Parallel imports may not help consumers
Many international businesses in Russia are now expressing worry about losing their exclusive rights. The increase in tariffs on imported goods has sparked a number of protests in Russia’s Far East. People there sell Japanese cars or repair them without the permission of the exclusive right holder – usually the producer.
This kind of trade is called “parallel – or grey – import”, and has been illegal for a decade. Cars, medicines, household appliances and cosmetics all top the list of parallel imports into Russia.
This week the Duma accepted an amendment to the law that legalizes parallel imports. According to experts, it may pose a challenge to official dealers. They could lose their legal right to distribute global brands on the Russian market. Juergen Sauer, CEO, of Mercedes Benz Russia says it is a significant factor in the market.
“We estimate the number of parallel imported cars in 2008 into Russia about 3500 cars. This is about 20% of our sales more or less. And on the parts side it’s even higher – on the spare parts side we have around 40%… it’s around 80 billion euro… 80 billion of turnover.”
Eduard Faritov, Car Market Analyst, Merrill Lynch says that legalization of parallel import – understandable in some respects – is likely to see customers lose out.
“It is understandable that they were able to build a case and get support from the Antimonopoly service, because it does look like manufacturers and authorized dealers are protecting their market and yes, they are. But the question is whether the consumer will win if these grey parallel imports are allowed and authorized dealers pulled out from providing different services to the market. And I’m not convinced that’s the best solution for customers.”
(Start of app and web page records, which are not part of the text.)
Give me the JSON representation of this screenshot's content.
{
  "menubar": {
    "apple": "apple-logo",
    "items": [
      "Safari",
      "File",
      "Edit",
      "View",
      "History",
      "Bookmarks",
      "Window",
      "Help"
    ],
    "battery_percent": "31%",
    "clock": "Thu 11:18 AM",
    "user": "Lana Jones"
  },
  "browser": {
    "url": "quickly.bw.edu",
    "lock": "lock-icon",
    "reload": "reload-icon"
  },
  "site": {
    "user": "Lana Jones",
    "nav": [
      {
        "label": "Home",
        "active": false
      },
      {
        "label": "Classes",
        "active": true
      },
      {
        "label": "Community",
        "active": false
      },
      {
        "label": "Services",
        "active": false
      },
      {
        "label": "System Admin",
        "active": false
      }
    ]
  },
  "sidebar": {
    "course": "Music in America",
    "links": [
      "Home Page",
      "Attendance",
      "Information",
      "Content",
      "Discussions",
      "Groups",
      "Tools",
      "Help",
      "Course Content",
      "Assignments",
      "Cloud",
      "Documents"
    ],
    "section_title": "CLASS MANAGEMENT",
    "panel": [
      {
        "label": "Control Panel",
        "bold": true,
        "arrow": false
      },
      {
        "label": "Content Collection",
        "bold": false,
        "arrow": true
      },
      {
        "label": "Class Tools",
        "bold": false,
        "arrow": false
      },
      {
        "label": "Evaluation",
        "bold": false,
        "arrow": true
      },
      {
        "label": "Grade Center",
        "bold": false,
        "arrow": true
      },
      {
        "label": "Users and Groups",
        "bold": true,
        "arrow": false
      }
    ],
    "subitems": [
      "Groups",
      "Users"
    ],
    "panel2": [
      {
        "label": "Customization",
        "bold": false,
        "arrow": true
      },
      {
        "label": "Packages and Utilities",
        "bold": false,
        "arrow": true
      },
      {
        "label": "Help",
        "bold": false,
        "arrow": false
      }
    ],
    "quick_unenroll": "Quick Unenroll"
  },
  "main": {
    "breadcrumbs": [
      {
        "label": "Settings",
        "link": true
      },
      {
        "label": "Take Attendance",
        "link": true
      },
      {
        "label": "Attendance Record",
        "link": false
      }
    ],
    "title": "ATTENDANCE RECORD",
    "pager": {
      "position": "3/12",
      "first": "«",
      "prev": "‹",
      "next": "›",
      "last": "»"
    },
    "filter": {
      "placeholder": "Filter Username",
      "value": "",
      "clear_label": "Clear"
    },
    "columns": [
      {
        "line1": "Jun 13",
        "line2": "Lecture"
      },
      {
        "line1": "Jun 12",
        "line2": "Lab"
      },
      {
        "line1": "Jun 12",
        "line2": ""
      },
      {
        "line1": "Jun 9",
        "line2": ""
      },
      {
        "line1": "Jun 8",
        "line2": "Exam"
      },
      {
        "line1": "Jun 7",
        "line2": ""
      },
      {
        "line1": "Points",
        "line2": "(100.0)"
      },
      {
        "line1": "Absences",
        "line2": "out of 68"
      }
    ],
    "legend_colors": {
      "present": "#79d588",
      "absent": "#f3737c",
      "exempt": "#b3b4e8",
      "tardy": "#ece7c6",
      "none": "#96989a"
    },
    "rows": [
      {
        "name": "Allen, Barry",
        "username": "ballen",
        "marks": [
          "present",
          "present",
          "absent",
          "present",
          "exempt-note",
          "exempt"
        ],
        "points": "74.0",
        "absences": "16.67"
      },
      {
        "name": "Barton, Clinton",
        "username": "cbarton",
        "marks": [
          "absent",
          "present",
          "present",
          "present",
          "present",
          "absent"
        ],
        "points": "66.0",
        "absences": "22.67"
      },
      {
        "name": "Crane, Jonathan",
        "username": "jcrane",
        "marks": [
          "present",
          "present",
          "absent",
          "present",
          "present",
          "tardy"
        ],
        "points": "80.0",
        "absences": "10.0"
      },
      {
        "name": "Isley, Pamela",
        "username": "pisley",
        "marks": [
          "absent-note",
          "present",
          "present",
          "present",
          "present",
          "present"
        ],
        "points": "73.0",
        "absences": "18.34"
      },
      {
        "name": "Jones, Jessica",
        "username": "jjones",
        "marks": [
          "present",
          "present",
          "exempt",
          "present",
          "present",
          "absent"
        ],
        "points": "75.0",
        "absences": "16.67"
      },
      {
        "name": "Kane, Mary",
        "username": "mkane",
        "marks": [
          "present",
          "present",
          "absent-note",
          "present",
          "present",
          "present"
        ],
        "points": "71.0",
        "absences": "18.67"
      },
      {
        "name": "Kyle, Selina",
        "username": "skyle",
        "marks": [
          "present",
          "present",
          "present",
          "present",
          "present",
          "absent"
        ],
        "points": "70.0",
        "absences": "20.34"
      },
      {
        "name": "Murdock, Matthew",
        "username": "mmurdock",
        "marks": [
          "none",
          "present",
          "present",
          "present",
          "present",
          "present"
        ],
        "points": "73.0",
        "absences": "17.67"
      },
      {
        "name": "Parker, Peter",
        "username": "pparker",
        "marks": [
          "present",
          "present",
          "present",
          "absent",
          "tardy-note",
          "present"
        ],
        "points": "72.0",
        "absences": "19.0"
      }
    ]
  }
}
Now it’s up to consumers to vote with their wallets. And the choices are: more expensive, but quality-guaranteed goods, or cheaper products of doubtful origin.